R: Moondrift is a 1981 staysail schooner designed by Allen Farrell and built by Greg and Lynn Sager in Victoria BC. Greg and Lynn sailed her down the pacific coast, through the Panama Canal, and up to New England where she was then sold. She’s since had three other owners (besides ourselves) and we’ve been lucky enough to connect with each of them! When we found Moondrift she’d been out of the water for 15 years and required a good amount of restoration, but her bones were strong and she was built so well, that after relaunching, it was like she’d never left the water.
Sailing is one of the most sustainable methods of travel, how do you feel about that and does it inspire you to advocate for the earth in other ways?

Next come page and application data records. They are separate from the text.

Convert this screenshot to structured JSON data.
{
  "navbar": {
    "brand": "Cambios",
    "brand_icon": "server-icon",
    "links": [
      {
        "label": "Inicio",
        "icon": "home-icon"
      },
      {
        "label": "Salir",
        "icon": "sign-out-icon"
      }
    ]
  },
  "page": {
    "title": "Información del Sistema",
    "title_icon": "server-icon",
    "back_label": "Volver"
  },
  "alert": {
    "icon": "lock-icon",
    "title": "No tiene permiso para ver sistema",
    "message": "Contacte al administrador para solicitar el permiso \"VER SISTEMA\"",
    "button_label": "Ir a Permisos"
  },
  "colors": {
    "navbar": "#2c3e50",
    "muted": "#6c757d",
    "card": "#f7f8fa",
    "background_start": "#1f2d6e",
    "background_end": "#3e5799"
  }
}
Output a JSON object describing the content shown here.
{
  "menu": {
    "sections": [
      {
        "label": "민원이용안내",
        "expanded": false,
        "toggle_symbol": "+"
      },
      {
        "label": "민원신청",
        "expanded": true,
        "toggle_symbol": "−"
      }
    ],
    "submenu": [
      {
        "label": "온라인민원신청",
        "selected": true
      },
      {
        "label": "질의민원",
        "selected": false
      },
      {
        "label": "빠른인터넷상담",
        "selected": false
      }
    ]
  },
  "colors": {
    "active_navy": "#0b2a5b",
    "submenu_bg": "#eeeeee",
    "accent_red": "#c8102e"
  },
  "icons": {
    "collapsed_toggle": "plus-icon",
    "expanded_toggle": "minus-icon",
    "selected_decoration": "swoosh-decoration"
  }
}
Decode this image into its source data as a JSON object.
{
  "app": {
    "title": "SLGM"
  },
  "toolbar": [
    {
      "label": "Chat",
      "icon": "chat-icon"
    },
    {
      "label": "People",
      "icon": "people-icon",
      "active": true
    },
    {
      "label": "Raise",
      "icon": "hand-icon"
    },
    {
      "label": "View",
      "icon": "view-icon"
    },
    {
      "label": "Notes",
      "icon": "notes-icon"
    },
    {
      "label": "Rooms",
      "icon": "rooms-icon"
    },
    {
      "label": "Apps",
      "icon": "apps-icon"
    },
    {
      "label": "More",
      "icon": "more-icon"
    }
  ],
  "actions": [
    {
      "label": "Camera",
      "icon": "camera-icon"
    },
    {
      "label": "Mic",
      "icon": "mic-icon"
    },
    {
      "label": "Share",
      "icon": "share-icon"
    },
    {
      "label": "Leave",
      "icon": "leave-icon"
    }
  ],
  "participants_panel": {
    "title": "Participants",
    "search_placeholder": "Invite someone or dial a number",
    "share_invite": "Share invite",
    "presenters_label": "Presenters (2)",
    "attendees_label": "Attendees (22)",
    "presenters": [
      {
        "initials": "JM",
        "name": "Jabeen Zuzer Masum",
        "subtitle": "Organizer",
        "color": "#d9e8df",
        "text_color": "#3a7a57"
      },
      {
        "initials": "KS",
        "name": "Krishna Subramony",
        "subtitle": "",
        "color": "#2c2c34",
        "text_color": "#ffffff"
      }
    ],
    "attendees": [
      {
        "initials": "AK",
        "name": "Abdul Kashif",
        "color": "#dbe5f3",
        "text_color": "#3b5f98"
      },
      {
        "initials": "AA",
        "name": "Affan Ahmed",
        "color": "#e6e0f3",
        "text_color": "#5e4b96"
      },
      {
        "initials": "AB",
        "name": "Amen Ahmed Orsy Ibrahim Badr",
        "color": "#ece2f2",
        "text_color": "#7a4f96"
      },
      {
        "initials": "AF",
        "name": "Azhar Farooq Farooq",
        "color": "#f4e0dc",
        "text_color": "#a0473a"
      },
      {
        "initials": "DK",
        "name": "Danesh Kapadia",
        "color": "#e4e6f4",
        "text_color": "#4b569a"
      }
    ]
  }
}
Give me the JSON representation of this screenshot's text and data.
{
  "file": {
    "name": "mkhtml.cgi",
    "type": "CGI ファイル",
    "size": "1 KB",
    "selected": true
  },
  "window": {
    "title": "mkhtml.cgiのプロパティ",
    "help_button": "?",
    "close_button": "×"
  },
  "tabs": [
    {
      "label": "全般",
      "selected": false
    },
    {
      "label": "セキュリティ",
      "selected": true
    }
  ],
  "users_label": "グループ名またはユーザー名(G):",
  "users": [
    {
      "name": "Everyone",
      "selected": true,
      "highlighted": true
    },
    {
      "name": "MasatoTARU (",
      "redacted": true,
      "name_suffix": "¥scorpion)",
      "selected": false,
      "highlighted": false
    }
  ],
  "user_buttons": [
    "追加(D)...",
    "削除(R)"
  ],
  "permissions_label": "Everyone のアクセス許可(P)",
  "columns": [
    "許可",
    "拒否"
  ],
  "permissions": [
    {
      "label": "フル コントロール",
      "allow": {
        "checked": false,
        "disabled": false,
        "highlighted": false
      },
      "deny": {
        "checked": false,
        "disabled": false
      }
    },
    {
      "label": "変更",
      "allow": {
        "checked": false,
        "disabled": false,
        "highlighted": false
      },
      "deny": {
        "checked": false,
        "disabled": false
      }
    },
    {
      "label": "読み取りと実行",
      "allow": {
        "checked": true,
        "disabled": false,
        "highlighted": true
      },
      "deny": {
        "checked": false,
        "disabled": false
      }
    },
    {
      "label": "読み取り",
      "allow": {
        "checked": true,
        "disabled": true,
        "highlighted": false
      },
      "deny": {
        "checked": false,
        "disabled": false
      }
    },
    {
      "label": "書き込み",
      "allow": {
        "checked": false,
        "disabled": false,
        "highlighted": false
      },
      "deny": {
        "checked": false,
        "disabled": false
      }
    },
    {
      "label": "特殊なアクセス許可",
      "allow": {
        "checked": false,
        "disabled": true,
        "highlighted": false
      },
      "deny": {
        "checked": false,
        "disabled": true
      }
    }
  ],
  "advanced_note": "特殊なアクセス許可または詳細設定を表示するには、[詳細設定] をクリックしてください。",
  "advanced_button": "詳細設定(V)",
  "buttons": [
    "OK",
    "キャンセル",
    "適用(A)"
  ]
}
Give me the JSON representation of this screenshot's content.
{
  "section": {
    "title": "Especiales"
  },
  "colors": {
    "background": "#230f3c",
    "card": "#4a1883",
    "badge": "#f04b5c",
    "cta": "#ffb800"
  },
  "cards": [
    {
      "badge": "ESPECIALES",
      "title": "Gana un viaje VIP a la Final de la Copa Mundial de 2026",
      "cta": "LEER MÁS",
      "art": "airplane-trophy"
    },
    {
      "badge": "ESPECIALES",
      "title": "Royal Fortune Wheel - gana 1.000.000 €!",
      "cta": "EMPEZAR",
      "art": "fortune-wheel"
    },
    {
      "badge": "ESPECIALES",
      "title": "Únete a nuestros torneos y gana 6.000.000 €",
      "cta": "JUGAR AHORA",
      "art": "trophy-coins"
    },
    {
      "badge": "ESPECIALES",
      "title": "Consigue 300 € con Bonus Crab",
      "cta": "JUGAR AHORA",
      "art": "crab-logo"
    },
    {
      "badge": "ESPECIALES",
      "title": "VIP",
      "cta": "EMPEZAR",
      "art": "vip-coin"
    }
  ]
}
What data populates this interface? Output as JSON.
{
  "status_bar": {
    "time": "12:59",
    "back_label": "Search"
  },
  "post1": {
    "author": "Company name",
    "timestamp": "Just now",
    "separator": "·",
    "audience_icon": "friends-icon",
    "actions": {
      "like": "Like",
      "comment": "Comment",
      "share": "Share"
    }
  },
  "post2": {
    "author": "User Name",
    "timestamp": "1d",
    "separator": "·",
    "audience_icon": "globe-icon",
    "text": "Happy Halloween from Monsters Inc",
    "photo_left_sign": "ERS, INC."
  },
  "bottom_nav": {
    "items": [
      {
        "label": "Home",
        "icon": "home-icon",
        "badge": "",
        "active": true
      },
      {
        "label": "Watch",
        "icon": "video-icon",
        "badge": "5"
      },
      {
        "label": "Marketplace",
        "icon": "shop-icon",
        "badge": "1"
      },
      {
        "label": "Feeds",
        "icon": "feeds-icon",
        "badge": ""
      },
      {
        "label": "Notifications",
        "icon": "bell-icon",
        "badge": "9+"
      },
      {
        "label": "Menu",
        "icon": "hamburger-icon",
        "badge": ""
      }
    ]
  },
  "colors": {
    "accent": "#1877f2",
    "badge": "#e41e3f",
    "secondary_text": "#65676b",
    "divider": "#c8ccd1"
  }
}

R: Sailing, and traveling slowly in general has definitely impacted the way we look at our environment. When you slow down, you start to notice how we interact with our environment and what imprints we can leave. Being that we spend so much time on the shore, we can’t help but notice and do our best to clean up, all the trash and debris that gets washed ashore. I think when you travel, be in to close places like the next town over, or far, it’s important to think about how you can impact those environments and to try to make the impact a positive one.
We also work hard to live a simple and self sufficient life. We hold 240 gallons of water and with a foot pump sink that lasts two(ish) months. All our electrical power is drawn from our solar panels. We use a composting toilet. Waste really needs to be kept to a minimum since we don’t have lots of space to store garbage. We sail most places that we’re going to and try to keep our engine use to a minimum.
Before living on a boat, we definitely worked hard at being environmentally conscious is our life. Moving onto such a small floating home, you’re forced to make even more sustainable choices sometimes based on values, sometimes based on financial reasons. Fuel, shore power, dockage, water filling, all those things become really expensive when you’re living on a boat, so being self sufficient and using natural energy just makes sense.
Who is that adorable puppy on the ship with you? Tell us more!
Our dog's name is Dipper! He’s about two years, we adopted him from a rescue when he was around 5 months. He’s a funny guy, loves swimming and playing in the water (but doesn’t jump in from off the boat), watching dolphins, and barking at boats that go by.
We really enjoy watching your cooking reels on Insta, If you could make any meal on the ship for you and Devon what would it be?
I think the most ideal boat meal would be a rice bowl with fresh fish and veggies. It always is a treat to catch something then prepare/eat it the same day.
Devon, What’s the most adventurous thing you’ve done?
Besides what we’ve done with Moondrift, I traveled to New Zealand to hike the Te Araroa trail in 2018. The Te Araroa is an 1,800 mile trail that goes from the top of the north island to the bottom of the South Island. It goes through dense forests, over volcanos, and huge glacier covered mountains. It even winds down a long river via canoe. Not only was it wild and beautiful to travel over all of the different terrain, but being on the other side of the world from my family added a layer of homesickness to the adventure that was hard to overcome.
Raine, Where is your favourite harbour?
I’ll always have a soft spot for quiet villages in Midcoast and Northern Maine. Monhegan Island is a favorite, as are Deer Isle/Stonington and Lubec.
If you could only have three personal items each on the ship what would they be?
R: My crochet projects (we’ll count that as one item), my sketchbook, my recipe notebook.
D: My film camera, an instrument that’s not a drum set (right now we have a baritone ukulele and a mandolin), my skateboard.
Follow Raine and Devon's adventures on SV Moondrift on instagram at @sailmoondrift
All photos provided by Raine and Devon